The first time I tasted a Brooklyn Blackout doughnut from New York’s cult-status Doughnut Plant, I figured the name was a catchy throwback to the summer of 2003, when the city was plunged into a historically massive 30-hour-long electricity outage. Perhaps, I thought, the rich, dark doughnuts filled with chocolate custard were conceived in the heat of the historical moment, with ingredients that came out of the quickly thawing industrial-sized freezer.

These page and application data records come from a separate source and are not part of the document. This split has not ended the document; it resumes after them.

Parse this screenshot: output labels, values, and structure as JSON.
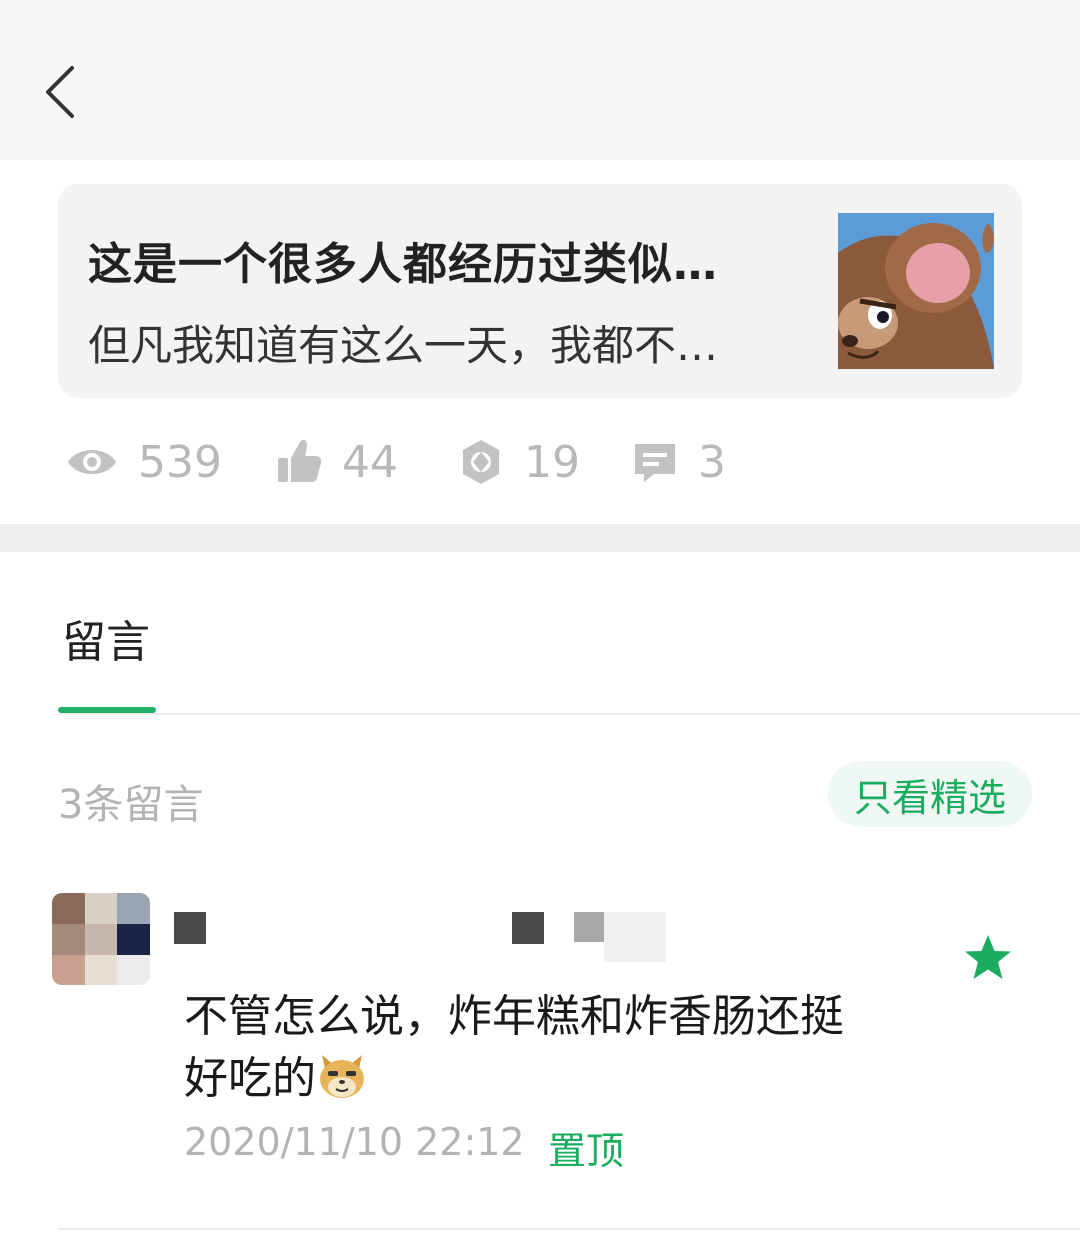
{
  "header": {
    "back_icon": "chevron-left-icon"
  },
  "article": {
    "title": "这是一个很多人都经历过类似…",
    "summary": "但凡我知道有这么一天，我都不…",
    "thumbnail": "cartoon-mouse-thumbnail"
  },
  "stats": {
    "views": "539",
    "likes": "44",
    "shares": "19",
    "comments": "3"
  },
  "tabs": [
    {
      "label": "留言",
      "active": true
    }
  ],
  "comments_section": {
    "count_label": "3条留言",
    "filter_label": "只看精选"
  },
  "comment": {
    "text_line1": "不管怎么说，炸年糕和炸香肠还挺",
    "text_line2": "好吃的",
    "emoji": "doge-emoji",
    "timestamp": "2020/11/10 22:12",
    "pinned_label": "置顶",
    "featured_icon": "star-icon"
  },
  "colors": {
    "accent": "#1aad5f",
    "muted": "#b3b3b3",
    "card_bg": "#f3f3f3"
  }
}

How young and naive I was! It turns out, the Brooklyn Blackout cake has been around since World War II, when Brooklyn conducted regular blackout drills, asking its residents to cover their windows to minimize the light that could be seen from enemy aircraft. Ebinger’s, a beloved bakery with locations throughout the city at the time, coined the name, and sold the handmade chocolate pudding-filled cakes in signature pale green boxes.
In the 1970s, Ebinger’s declared bankruptcy and was forced to close their stores, to a great public outpouring of grief. In their wake, a new generation of bakeries—like Ovenly, Ladybird, and Caputo’s—have started to pay tribute to the original with their own versions of the legendary recipe, and flavor has been repurposed all over the borough for doughnuts, ice cream flavors, milkshakes, and more.
In the new Food52 Ice Cream & Friends, Brooklyn Blackout takes the form of a velvety, ganache-covered semifreddo cake. Custard is spread between thin, midnight-black layers of cake, and then the whole thing is bathed in glossy ganache and leftover cake crumbs. After being frozen, the custard takes on the texture of ice cream (minus the hassle of using an ice cream maker). The finished product can be stashed in the freezer for a few hours, until dinnertime, or for a few weeks, until you’re in the mood for a nostalgic treat.